The storm swamped many parts of Southeast Texas with more than 40 inches of rainfall starting on September 17th. The park where Big Tex lives is called Gator Country and it received a whopping 43 inches of rain in 72 hours.

“It was worse than Harvey for us,” Gator Country owner Gary Saurage said. “We did this almost exactly two years ago to this date. The water was higher (in Imelda) than it was the last time.”

Gator Country staff checked on their gators after the rainfall. Big Al, their 84-year-old 13-foot-long gator was happy and content, but when checking up on Big Tex, a gator measuring in at 13 feet, 8.5 inches long and weighing 1,000+ pounds, he was missing.

We were unsure he had even escaped,” Jon Warner, alligator program leader for the Texas Parks and Wildlife Department, told the Washington Post. “But when the water level went down, Big Tex wasn’t there.

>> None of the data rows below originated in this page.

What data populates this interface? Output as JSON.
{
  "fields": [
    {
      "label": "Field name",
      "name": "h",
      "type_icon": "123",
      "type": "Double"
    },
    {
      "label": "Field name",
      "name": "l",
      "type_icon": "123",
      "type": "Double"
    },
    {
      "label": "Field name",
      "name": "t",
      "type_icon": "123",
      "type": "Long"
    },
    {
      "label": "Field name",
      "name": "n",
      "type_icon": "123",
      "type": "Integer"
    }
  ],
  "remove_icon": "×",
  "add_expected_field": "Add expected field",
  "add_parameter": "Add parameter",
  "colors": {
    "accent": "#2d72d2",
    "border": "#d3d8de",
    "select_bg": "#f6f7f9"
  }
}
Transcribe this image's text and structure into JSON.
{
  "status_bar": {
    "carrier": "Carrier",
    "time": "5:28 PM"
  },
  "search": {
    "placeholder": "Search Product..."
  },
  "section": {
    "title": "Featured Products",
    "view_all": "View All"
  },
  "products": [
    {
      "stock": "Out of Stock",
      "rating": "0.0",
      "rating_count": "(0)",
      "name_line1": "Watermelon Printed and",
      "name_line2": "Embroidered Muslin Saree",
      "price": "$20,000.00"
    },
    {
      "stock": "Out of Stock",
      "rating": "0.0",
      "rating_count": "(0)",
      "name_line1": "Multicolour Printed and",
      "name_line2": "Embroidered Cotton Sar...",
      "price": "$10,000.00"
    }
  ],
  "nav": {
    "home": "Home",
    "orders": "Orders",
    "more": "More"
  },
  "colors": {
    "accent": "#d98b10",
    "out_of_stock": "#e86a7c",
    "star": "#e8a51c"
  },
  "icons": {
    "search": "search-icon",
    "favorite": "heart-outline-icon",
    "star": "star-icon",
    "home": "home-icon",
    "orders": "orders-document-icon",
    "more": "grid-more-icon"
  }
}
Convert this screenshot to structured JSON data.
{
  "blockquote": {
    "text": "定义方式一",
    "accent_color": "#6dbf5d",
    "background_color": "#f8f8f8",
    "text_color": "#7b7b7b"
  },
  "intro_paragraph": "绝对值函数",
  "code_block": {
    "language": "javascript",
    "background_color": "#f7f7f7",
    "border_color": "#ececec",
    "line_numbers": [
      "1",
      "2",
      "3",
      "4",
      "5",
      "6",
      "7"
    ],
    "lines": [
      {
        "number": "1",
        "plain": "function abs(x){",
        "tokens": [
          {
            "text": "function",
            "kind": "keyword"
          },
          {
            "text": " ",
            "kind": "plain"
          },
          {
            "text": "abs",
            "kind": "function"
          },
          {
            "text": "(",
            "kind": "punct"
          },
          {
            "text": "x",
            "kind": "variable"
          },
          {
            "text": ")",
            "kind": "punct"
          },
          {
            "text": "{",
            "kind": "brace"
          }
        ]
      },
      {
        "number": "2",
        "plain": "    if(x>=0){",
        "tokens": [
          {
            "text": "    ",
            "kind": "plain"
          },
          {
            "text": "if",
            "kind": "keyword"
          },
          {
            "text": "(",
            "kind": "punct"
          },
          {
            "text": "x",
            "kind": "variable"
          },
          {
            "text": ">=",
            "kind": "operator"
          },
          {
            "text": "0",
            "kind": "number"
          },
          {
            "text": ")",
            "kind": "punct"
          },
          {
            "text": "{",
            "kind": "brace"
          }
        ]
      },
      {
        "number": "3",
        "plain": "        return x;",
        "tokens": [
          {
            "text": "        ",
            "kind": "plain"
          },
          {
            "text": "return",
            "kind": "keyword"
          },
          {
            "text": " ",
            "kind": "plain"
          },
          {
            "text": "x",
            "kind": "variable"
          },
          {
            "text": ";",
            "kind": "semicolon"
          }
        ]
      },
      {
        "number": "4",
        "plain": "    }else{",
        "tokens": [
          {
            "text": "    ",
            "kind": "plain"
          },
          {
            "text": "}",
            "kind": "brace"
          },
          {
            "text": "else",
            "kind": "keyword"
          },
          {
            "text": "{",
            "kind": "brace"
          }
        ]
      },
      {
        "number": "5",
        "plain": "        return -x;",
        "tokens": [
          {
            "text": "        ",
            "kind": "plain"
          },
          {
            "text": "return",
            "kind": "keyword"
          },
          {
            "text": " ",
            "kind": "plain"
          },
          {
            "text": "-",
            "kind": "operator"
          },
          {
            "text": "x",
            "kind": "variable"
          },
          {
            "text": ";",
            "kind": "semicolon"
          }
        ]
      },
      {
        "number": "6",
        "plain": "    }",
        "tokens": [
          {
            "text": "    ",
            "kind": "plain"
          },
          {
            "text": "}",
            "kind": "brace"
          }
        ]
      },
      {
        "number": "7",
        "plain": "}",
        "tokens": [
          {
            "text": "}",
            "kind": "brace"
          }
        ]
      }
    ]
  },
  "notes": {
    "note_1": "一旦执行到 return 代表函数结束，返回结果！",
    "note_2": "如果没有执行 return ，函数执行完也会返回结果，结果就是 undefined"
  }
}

Luckily, Big Tex was finally found once the waters receded! He was 100 yards away in a pond on the Gator Country property, which is 21 acres. 

It took a lot of man power to get the massive gator out of the water and back to where he lives and although Big Tex was found, there are still several alligators missing.

Warner said those gators are “mostly just three-, four- and five-footers” which “probably just swam over the fence.”

He wants people to know that these are not wild alligators and won’t terrorize people. In fact, they are “highly acclimated to people and are generally hand fed.”

But, Warner tells the public: “Alligators are wary of people but keep your distance. Never approach, harass or feed an alligator. When water levels recede, the alligator will likely disappear as well.”